PROBLEM TO SOLVE » From the first line to the last, repeat the data exactly and drop the pictures.

DATASET »
- Opening Delimiter -
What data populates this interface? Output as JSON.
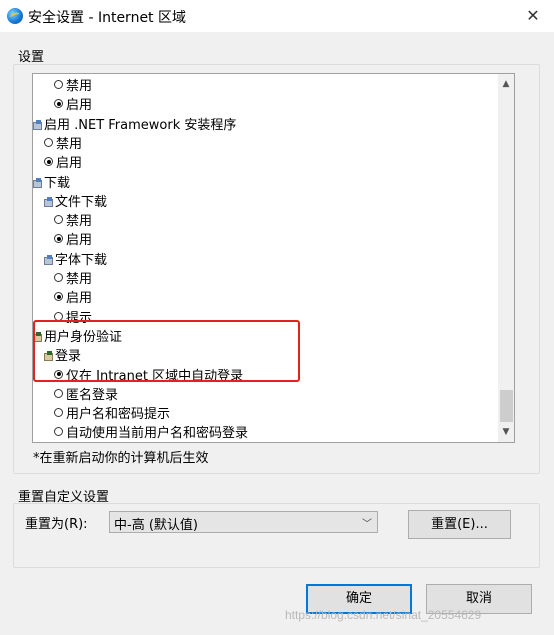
{
  "window": {
    "title": "安全设置 - Internet 区域",
    "icon": "ie-globe-icon",
    "close_glyph": "✕"
  },
  "settings_group": {
    "label": "设置"
  },
  "tree": [
    {
      "kind": "radio",
      "label": "禁用",
      "checked": false,
      "indent": 1
    },
    {
      "kind": "radio",
      "label": "启用",
      "checked": true,
      "indent": 1
    },
    {
      "kind": "group",
      "label": "启用 .NET Framework 安装程序",
      "icon": "settings-group-icon",
      "indent": 0
    },
    {
      "kind": "radio",
      "label": "禁用",
      "checked": false,
      "indent": 0
    },
    {
      "kind": "radio",
      "label": "启用",
      "checked": true,
      "indent": 0
    },
    {
      "kind": "group",
      "label": "下载",
      "icon": "settings-group-icon",
      "indent": 0
    },
    {
      "kind": "group",
      "label": "文件下载",
      "icon": "settings-group-icon",
      "indent": 1
    },
    {
      "kind": "radio",
      "label": "禁用",
      "checked": false,
      "indent": 1
    },
    {
      "kind": "radio",
      "label": "启用",
      "checked": true,
      "indent": 1
    },
    {
      "kind": "group",
      "label": "字体下载",
      "icon": "settings-group-icon",
      "indent": 1
    },
    {
      "kind": "radio",
      "label": "禁用",
      "checked": false,
      "indent": 1
    },
    {
      "kind": "radio",
      "label": "启用",
      "checked": true,
      "indent": 1
    },
    {
      "kind": "radio",
      "label": "提示",
      "checked": false,
      "indent": 1
    },
    {
      "kind": "group",
      "label": "用户身份验证",
      "icon": "user-auth-icon",
      "indent": 0
    },
    {
      "kind": "group",
      "label": "登录",
      "icon": "user-auth-icon",
      "indent": 1
    },
    {
      "kind": "radio",
      "label": "仅在 Intranet 区域中自动登录",
      "checked": true,
      "indent": 1
    },
    {
      "kind": "radio",
      "label": "匿名登录",
      "checked": false,
      "indent": 1
    },
    {
      "kind": "radio",
      "label": "用户名和密码提示",
      "checked": false,
      "indent": 1
    },
    {
      "kind": "radio",
      "label": "自动使用当前用户名和密码登录",
      "checked": false,
      "indent": 1
    }
  ],
  "note": "*在重新启动你的计算机后生效",
  "reset_group": {
    "label": "重置自定义设置",
    "reset_to_label": "重置为(R):",
    "level_value": "中-高 (默认值)",
    "reset_button": "重置(E)..."
  },
  "buttons": {
    "ok": "确定",
    "cancel": "取消"
  },
  "watermark": "https://blog.csdn.net/sinat_20554629",
  "colors": {
    "highlight": "#e0241b",
    "default_button_border": "#0078d7"
  }
}
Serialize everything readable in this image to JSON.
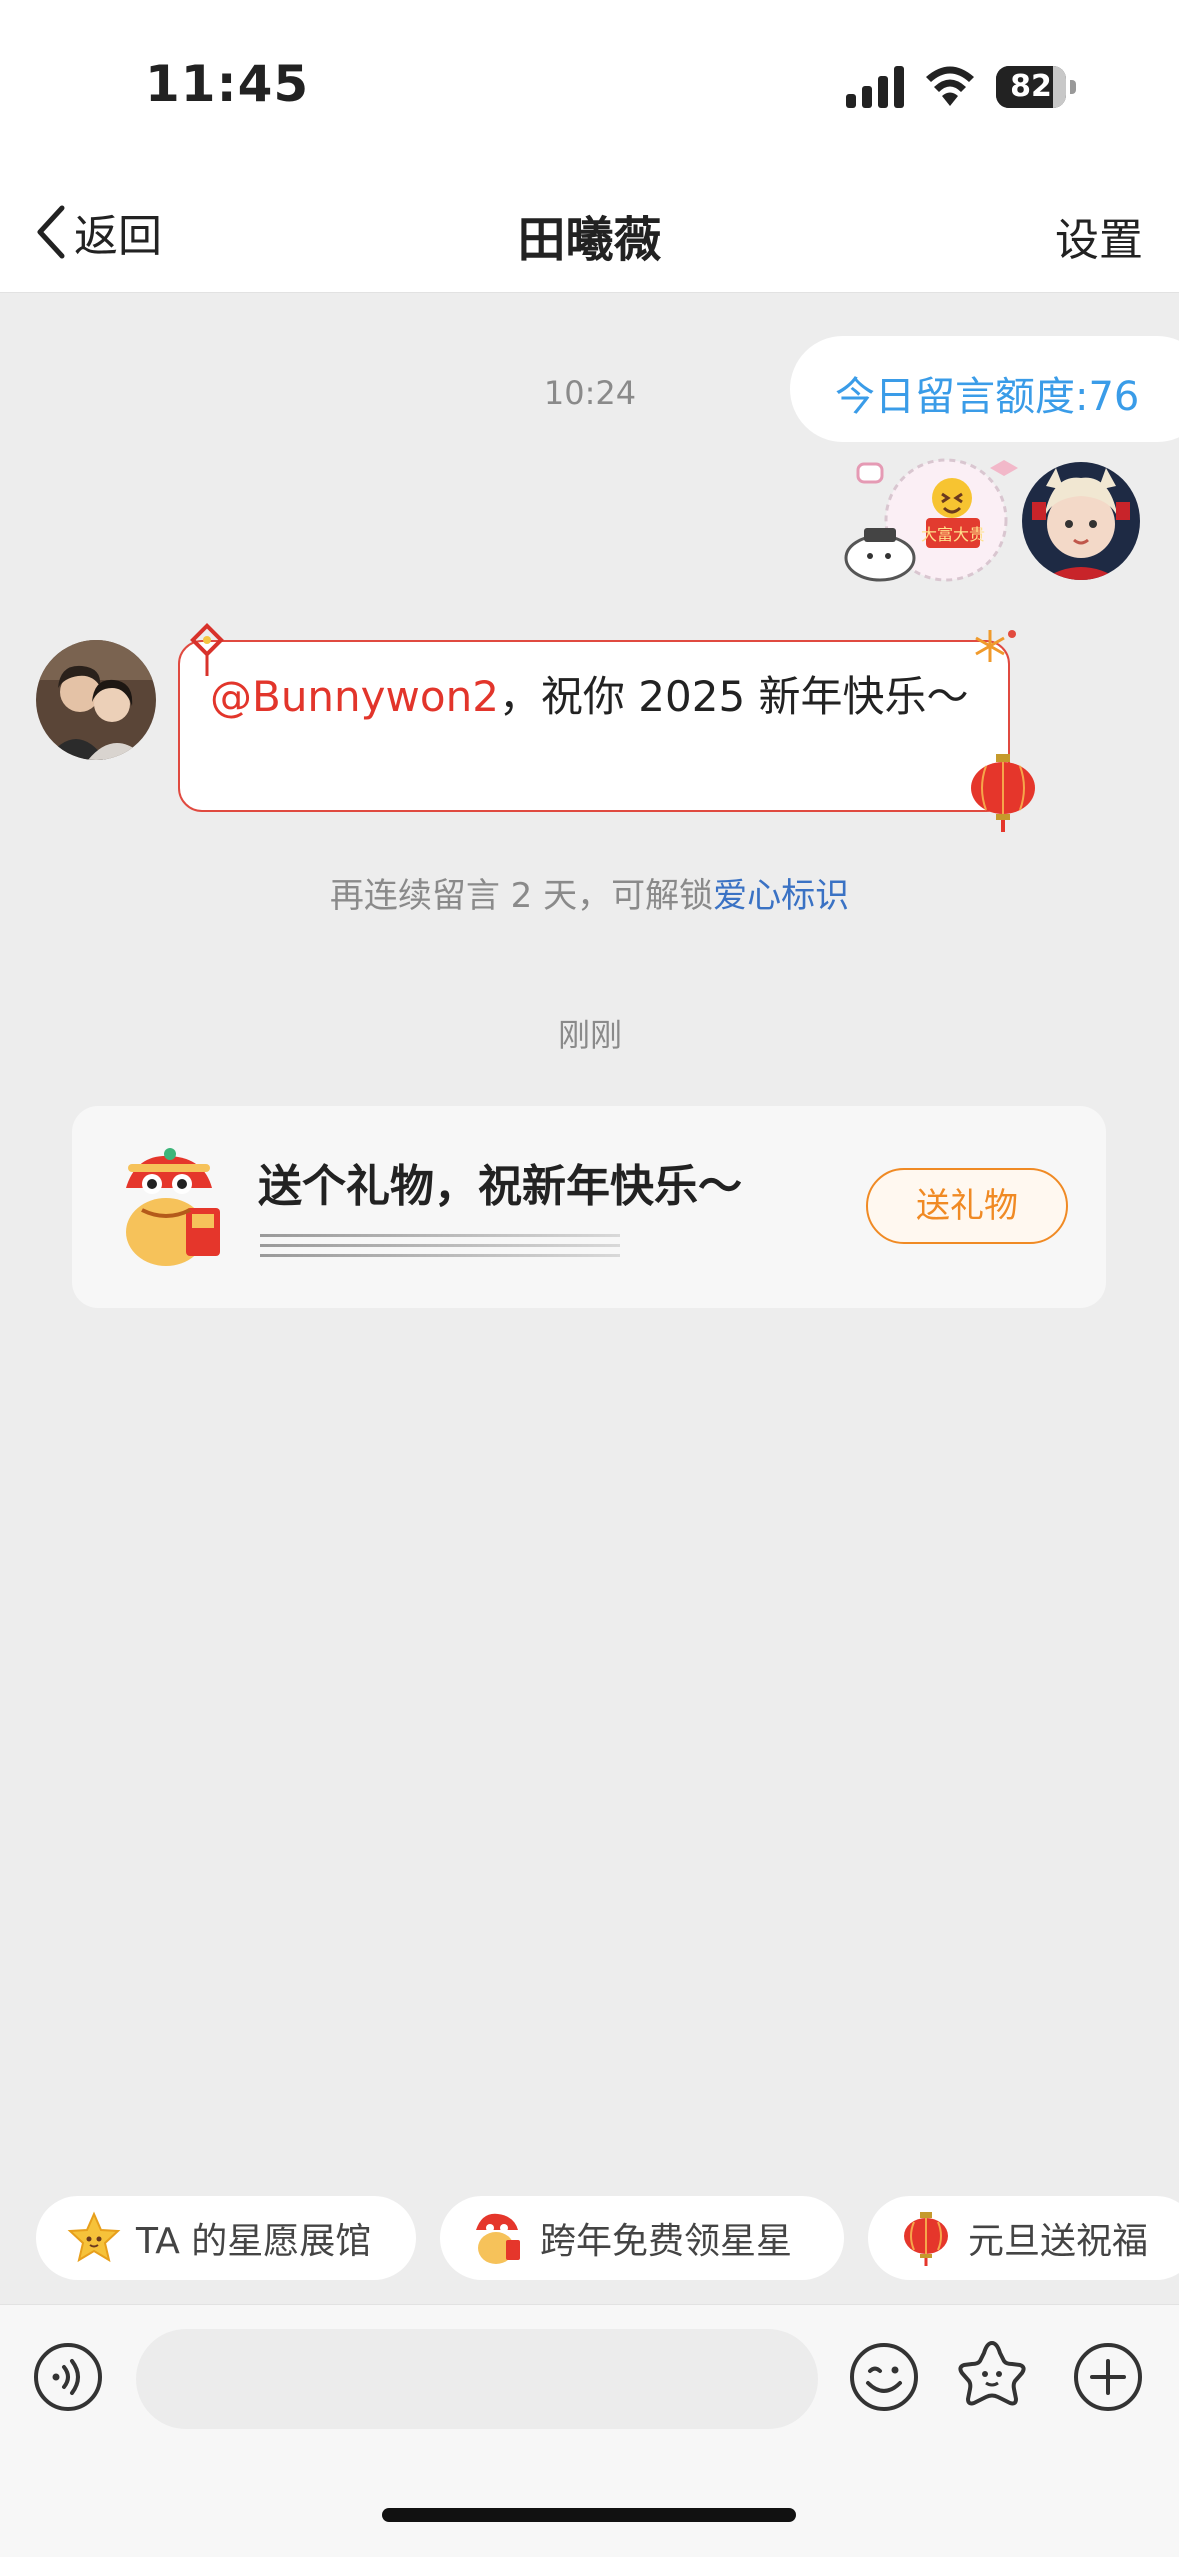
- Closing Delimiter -
RESPONSE »
What data populates this interface? Output as JSON.
{
  "window": {
    "title": "安全设置 - Internet 区域",
    "icon": "ie-globe-icon",
    "close_glyph": "✕"
  },
  "settings_group": {
    "label": "设置"
  },
  "tree": [
    {
      "kind": "radio",
      "label": "禁用",
      "checked": false,
      "indent": 1
    },
    {
      "kind": "radio",
      "label": "启用",
      "checked": true,
      "indent": 1
    },
    {
      "kind": "group",
      "label": "启用 .NET Framework 安装程序",
      "icon": "settings-group-icon",
      "indent": 0
    },
    {
      "kind": "radio",
      "label": "禁用",
      "checked": false,
      "indent": 0
    },
    {
      "kind": "radio",
      "label": "启用",
      "checked": true,
      "indent": 0
    },
    {
      "kind": "group",
      "label": "下载",
      "icon": "settings-group-icon",
      "indent": 0
    },
    {
      "kind": "group",
      "label": "文件下载",
      "icon": "settings-group-icon",
      "indent": 1
    },
    {
      "kind": "radio",
      "label": "禁用",
      "checked": false,
      "indent": 1
    },
    {
      "kind": "radio",
      "label": "启用",
      "checked": true,
      "indent": 1
    },
    {
      "kind": "group",
      "label": "字体下载",
      "icon": "settings-group-icon",
      "indent": 1
    },
    {
      "kind": "radio",
      "label": "禁用",
      "checked": false,
      "indent": 1
    },
    {
      "kind": "radio",
      "label": "启用",
      "checked": true,
      "indent": 1
    },
    {
      "kind": "radio",
      "label": "提示",
      "checked": false,
      "indent": 1
    },
    {
      "kind": "group",
      "label": "用户身份验证",
      "icon": "user-auth-icon",
      "indent": 0
    },
    {
      "kind": "group",
      "label": "登录",
      "icon": "user-auth-icon",
      "indent": 1
    },
    {
      "kind": "radio",
      "label": "仅在 Intranet 区域中自动登录",
      "checked": true,
      "indent": 1
    },
    {
      "kind": "radio",
      "label": "匿名登录",
      "checked": false,
      "indent": 1
    },
    {
      "kind": "radio",
      "label": "用户名和密码提示",
      "checked": false,
      "indent": 1
    },
    {
      "kind": "radio",
      "label": "自动使用当前用户名和密码登录",
      "checked": false,
      "indent": 1
    }
  ],
  "note": "*在重新启动你的计算机后生效",
  "reset_group": {
    "label": "重置自定义设置",
    "reset_to_label": "重置为(R):",
    "level_value": "中-高 (默认值)",
    "reset_button": "重置(E)..."
  },
  "buttons": {
    "ok": "确定",
    "cancel": "取消"
  },
  "watermark": "https://blog.csdn.net/sinat_20554629",
  "colors": {
    "highlight": "#e0241b",
    "default_button_border": "#0078d7"
  }
}
Serialize everything readable in this image to JSON.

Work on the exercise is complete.